Best Sports City: Nashville
Nashville has had major pro sports since the Houston Oilers arrived in 1997, and it added the NHL’s Predators in 1998.
The city is still waiting for its first championship, but it is already clear that when the history of sports in Tennessee’s capital city is written, there will be two chapters: Before the 2019 NFL draft, and after. Over three days in April, the city reset the standard for major events, drawing a stunning 600,000 fans to the streets of Lower Broadway to party and watch the NFL pick its next crop of stars.
On screen and online, writers and commentators told the world about the fun they were having sampling the food, the music and the football. Far larger cities have hosted the draft, but Nashville changed the way it will be viewed for years to come by debuting new ideas like a music stage that will influence planning for all future drafts.
Here’s the amazing part: It wasn’t even the only event in town that weekend. The draft shared the city with the Rock ’n’ Roll Marathon, adding another 30,000 runners and their fans to the already crowded city. And there were few reports of overcrowding or disorder.
Fans in attendance at the 2019 NFL draft, a record for the event
“The city was able to operate all of that,” said Titans President Steve Underwood. “I’m not saying they weren’t breathing hard, but they were pulling it off, and they pulled it off very successfully. When you can have two very large events in the same weekend, and most everyone thinks it was done very successfully, it breeds more interest in other events.”

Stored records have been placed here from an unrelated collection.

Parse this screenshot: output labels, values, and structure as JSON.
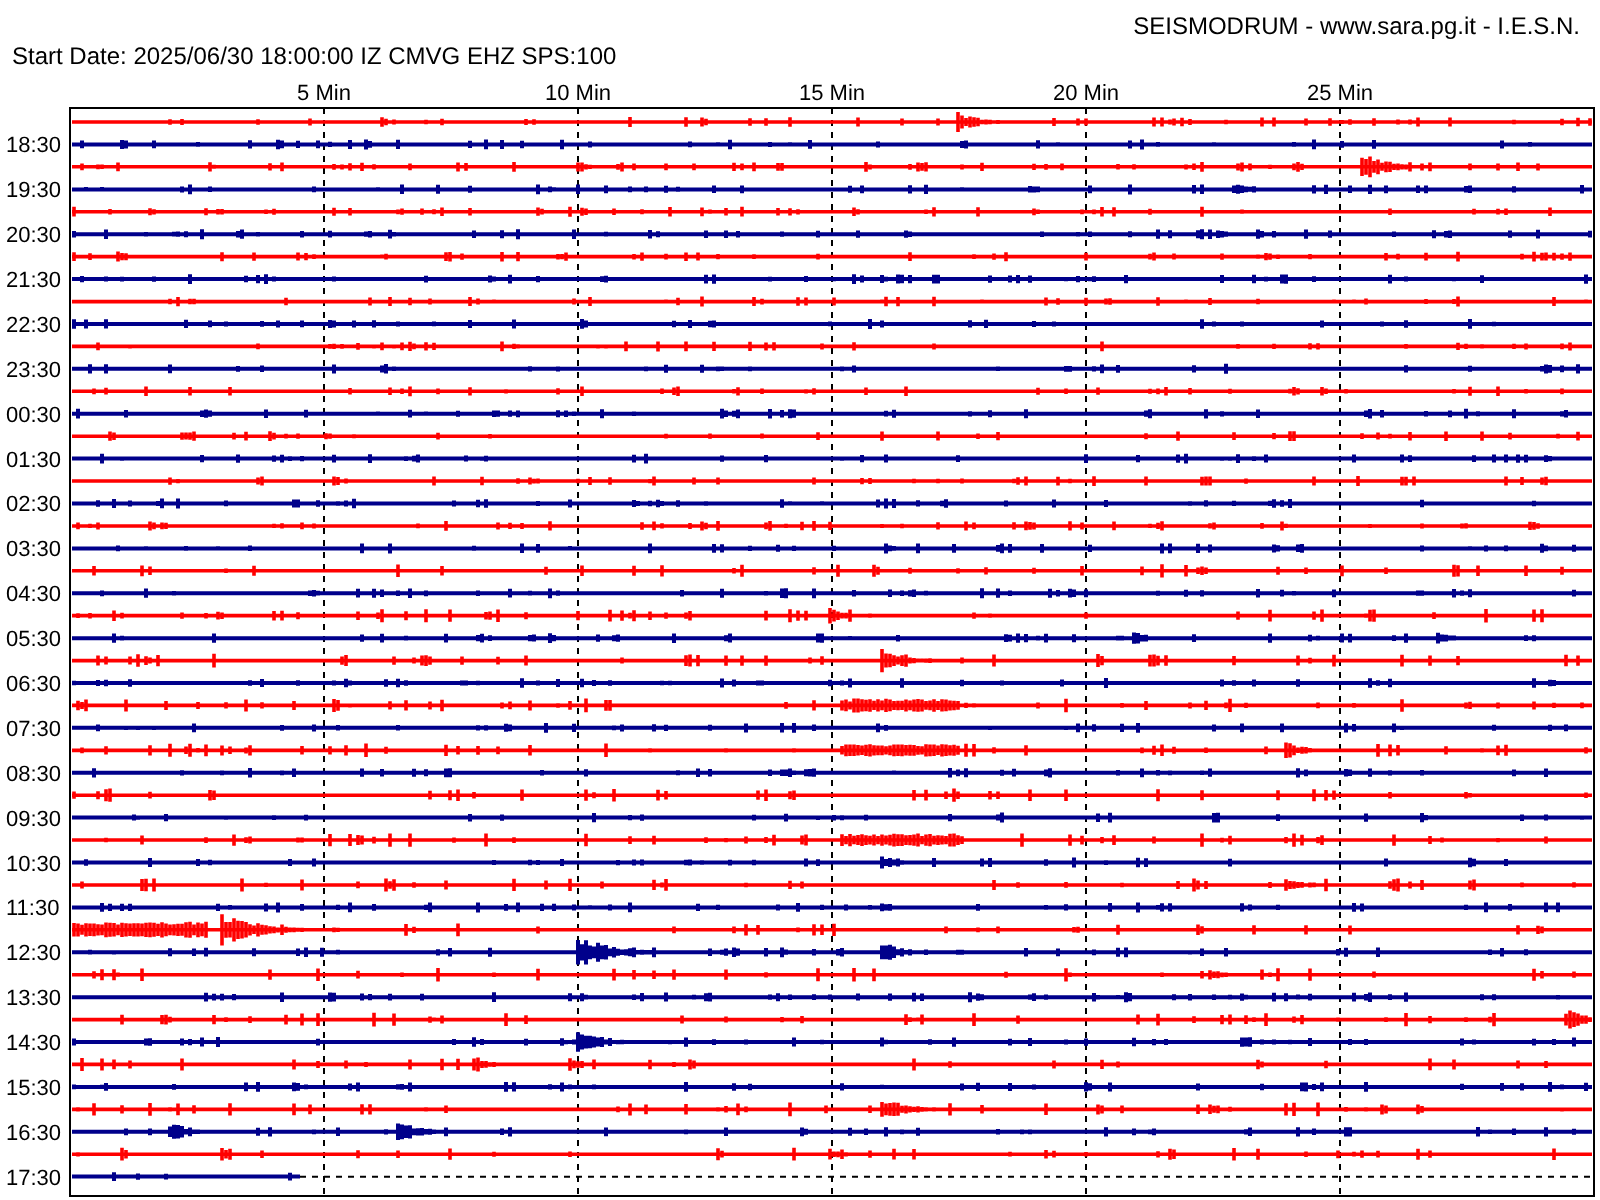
{
  "header": {
    "title": "SEISMODRUM - www.sara.pg.it - I.E.S.N.",
    "start_date": "Start Date: 2025/06/30 18:00:00 IZ CMVG EHZ SPS:100"
  },
  "minute_labels": [
    "5 Min",
    "10 Min",
    "15 Min",
    "20 Min",
    "25 Min"
  ],
  "hour_labels": [
    "18:30",
    "19:30",
    "20:30",
    "21:30",
    "22:30",
    "23:30",
    "00:30",
    "01:30",
    "02:30",
    "03:30",
    "04:30",
    "05:30",
    "06:30",
    "07:30",
    "08:30",
    "09:30",
    "10:30",
    "11:30",
    "12:30",
    "13:30",
    "14:30",
    "15:30",
    "16:30",
    "17:30"
  ]
}
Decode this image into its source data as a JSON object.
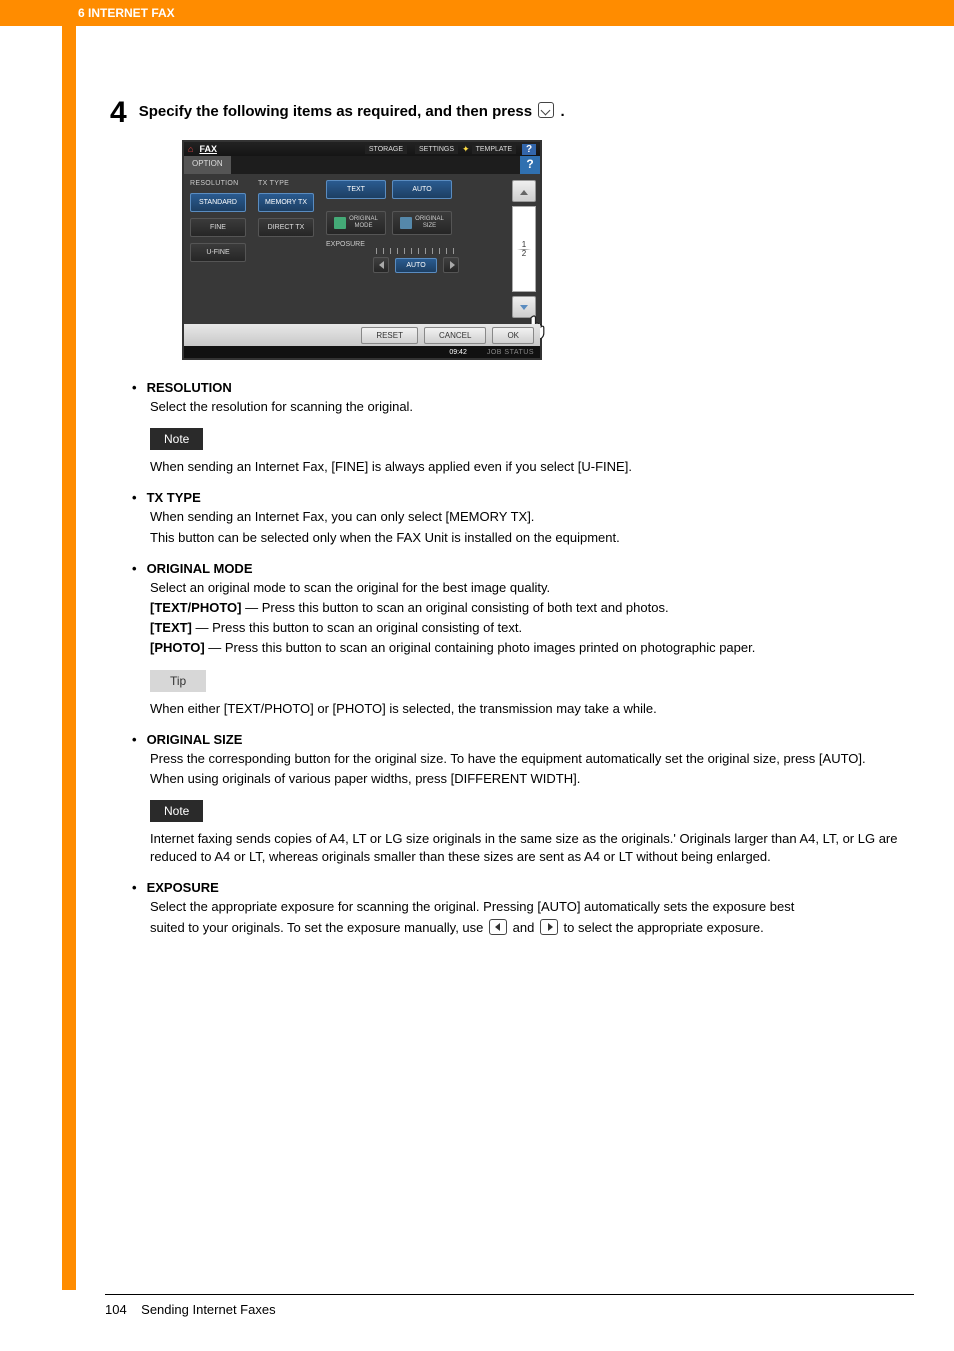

In 2019, Nashville secured a long-term extension to its hosting rights for the SEC basketball tournament, new commitments from the SEC and Big Ten to send teams to the Franklin American Mortgage Music City Bowl, the 2022 Toyota U.S. Figure Skating Championship and the 2021 SEC football media days. This month, NASCAR brought its awards show and end-of-season festivities to Nashville for the first time.
The Titans and Predators have made playoff runs in the past decade, and the city will add a new sport with Nashville SC making its MLS debut next season.
Over the years, Underwood said, the live music scene — every bar in downtown has an act most nights — has come together with a rising restaurant industry, 35,000 hotel rooms and multiple secondary entertainment districts to create a social destination. The city’s natural advantages of being centrally located, affordable and not too big also help. Underwood sees it firsthand at Nissan Stadium, where it’s always more than just a game to the visitors.
“Virtually every time a team comes here, they bring a large complement of sponsors,” Underwood said. “They do that because they know they can count on Nashville to deliver a great experience in addition to a great football game.”